PROVIDED ENTRIES Start Marker

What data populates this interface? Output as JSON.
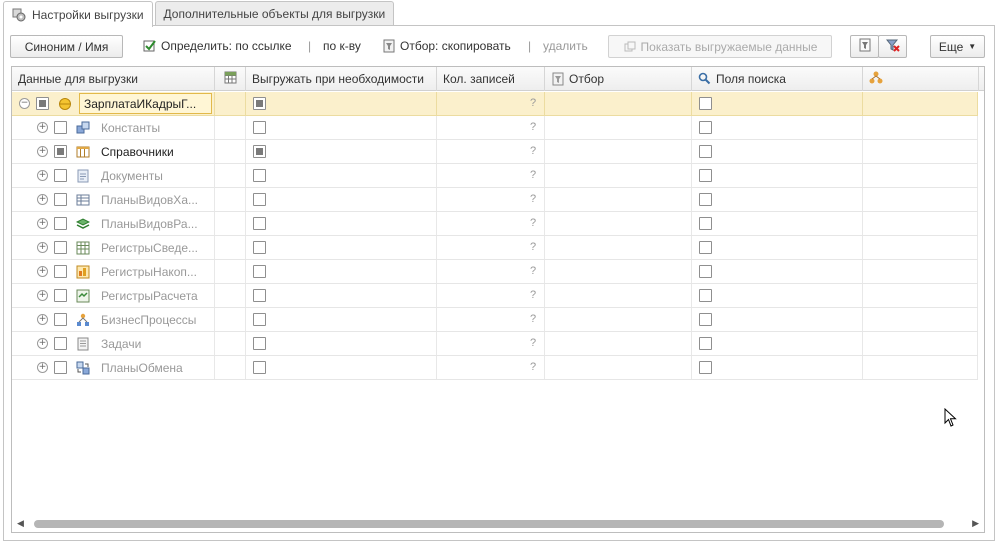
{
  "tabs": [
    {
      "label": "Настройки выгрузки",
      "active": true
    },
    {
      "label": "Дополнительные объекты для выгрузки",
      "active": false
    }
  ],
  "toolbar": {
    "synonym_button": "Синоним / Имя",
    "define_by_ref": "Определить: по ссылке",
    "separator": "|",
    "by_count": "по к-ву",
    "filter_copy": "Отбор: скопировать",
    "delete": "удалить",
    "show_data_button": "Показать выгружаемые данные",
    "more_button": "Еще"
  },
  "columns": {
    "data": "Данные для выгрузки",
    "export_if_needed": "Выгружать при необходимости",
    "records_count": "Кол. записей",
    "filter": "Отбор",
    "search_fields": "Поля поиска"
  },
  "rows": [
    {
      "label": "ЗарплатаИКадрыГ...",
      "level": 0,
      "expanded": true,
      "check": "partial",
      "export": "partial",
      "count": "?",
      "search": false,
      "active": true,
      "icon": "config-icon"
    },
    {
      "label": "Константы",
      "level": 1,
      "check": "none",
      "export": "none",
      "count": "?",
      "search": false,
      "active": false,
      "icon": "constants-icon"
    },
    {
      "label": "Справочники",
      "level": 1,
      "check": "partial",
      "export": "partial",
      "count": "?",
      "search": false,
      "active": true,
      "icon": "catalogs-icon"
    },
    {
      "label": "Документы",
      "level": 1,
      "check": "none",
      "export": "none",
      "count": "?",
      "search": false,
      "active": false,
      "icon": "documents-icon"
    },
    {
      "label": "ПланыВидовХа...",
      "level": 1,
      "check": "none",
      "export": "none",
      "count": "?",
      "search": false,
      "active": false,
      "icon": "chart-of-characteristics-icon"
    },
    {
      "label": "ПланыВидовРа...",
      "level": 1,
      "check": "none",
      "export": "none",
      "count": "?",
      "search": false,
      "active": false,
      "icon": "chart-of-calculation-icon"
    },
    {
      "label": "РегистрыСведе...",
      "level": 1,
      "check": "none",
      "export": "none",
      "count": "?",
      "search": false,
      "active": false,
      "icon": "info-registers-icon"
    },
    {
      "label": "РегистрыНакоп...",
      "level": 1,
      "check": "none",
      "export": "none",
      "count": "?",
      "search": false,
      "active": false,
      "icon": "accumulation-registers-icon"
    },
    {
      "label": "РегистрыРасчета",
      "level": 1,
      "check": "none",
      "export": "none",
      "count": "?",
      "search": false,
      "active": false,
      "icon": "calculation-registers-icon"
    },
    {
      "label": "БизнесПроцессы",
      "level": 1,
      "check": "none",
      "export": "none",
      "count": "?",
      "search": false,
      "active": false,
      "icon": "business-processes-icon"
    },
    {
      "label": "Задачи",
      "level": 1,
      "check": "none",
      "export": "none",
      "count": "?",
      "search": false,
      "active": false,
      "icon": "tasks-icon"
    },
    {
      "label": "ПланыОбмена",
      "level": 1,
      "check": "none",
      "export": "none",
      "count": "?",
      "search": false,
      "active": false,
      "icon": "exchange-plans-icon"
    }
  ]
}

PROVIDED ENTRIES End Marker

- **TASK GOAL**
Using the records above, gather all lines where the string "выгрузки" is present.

- **SOLUTION TO THIS EXERCISE**
      "label": "Настройки выгрузки",
      "label": "Дополнительные объекты для выгрузки",
    "data": "Данные для выгрузки",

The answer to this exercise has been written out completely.